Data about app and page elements
Start of Block

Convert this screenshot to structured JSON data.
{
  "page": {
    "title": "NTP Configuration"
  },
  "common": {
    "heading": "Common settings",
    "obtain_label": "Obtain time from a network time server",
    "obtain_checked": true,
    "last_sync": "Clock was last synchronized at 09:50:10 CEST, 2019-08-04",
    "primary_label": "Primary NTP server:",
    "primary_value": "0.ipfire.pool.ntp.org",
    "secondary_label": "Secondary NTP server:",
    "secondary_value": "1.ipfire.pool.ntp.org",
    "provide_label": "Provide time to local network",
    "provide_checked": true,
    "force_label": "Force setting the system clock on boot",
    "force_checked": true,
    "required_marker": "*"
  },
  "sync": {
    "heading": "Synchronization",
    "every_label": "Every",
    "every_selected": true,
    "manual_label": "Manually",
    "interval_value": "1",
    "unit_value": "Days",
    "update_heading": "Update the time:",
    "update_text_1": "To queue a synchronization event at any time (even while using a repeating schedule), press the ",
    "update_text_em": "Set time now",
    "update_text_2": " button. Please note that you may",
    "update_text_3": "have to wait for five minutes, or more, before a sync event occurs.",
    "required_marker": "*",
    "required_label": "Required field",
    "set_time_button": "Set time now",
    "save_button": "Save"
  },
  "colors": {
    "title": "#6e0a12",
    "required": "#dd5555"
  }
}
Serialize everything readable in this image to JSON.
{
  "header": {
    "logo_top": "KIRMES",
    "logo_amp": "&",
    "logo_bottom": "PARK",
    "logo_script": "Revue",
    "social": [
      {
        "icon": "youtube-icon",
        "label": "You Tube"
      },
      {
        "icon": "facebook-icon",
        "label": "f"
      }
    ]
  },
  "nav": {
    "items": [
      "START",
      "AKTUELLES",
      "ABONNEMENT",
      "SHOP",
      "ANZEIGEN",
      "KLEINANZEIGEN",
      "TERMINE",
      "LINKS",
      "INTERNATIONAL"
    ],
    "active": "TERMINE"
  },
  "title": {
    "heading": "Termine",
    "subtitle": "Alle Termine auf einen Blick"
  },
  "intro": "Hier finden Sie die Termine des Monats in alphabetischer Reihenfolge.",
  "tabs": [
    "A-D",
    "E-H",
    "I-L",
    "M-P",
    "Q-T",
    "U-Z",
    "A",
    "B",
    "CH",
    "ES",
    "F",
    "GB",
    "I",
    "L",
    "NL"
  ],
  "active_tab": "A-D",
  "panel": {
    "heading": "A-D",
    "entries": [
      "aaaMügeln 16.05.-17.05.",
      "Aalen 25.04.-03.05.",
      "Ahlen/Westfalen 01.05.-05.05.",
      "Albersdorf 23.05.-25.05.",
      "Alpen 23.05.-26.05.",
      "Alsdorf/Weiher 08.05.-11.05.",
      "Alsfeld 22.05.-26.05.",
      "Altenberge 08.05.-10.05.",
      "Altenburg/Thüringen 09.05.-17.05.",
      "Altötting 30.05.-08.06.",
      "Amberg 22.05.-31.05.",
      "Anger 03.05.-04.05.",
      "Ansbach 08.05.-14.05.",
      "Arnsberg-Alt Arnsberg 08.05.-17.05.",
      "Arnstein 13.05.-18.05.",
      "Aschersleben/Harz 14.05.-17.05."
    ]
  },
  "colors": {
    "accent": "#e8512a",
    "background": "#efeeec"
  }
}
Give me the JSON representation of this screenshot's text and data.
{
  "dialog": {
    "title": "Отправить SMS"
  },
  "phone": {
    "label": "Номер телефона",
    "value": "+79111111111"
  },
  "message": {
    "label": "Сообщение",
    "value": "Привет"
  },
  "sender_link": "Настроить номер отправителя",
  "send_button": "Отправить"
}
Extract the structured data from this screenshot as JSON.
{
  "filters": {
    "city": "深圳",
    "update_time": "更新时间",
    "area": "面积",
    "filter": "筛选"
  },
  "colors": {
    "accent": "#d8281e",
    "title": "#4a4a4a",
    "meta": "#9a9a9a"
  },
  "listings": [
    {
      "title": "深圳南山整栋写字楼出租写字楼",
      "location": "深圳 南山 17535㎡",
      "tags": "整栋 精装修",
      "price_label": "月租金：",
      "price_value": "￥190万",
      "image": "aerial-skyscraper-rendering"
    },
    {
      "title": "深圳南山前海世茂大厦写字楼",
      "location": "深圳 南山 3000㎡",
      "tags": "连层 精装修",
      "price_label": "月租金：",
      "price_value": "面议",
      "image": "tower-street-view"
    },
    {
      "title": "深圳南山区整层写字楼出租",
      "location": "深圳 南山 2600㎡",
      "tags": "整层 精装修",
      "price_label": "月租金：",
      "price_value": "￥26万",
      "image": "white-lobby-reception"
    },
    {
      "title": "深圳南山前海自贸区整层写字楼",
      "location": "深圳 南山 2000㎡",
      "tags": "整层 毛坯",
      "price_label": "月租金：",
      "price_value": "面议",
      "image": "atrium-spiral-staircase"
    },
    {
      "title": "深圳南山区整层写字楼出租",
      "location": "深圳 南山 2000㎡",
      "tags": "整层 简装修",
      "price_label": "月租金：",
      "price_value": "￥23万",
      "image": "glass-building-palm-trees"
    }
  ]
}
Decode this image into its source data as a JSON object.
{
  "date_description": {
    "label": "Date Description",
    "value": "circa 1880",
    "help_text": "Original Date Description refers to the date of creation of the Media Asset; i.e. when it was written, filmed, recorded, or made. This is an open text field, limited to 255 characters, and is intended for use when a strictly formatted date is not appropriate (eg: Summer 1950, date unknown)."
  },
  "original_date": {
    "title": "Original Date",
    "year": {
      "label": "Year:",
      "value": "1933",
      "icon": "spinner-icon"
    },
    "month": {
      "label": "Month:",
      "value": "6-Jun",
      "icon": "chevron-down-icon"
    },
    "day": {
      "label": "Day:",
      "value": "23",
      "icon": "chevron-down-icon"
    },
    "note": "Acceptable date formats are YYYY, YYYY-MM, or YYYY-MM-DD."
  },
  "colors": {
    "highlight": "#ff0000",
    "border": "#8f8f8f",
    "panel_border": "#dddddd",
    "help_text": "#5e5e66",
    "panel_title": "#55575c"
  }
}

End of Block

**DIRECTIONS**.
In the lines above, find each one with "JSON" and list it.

**EXERCISE RESULT**.
Convert this screenshot to structured JSON data.
Serialize everything readable in this image to JSON.
Give me the JSON representation of this screenshot's text and data.
Extract the structured data from this screenshot as JSON.
Decode this image into its source data as a JSON object.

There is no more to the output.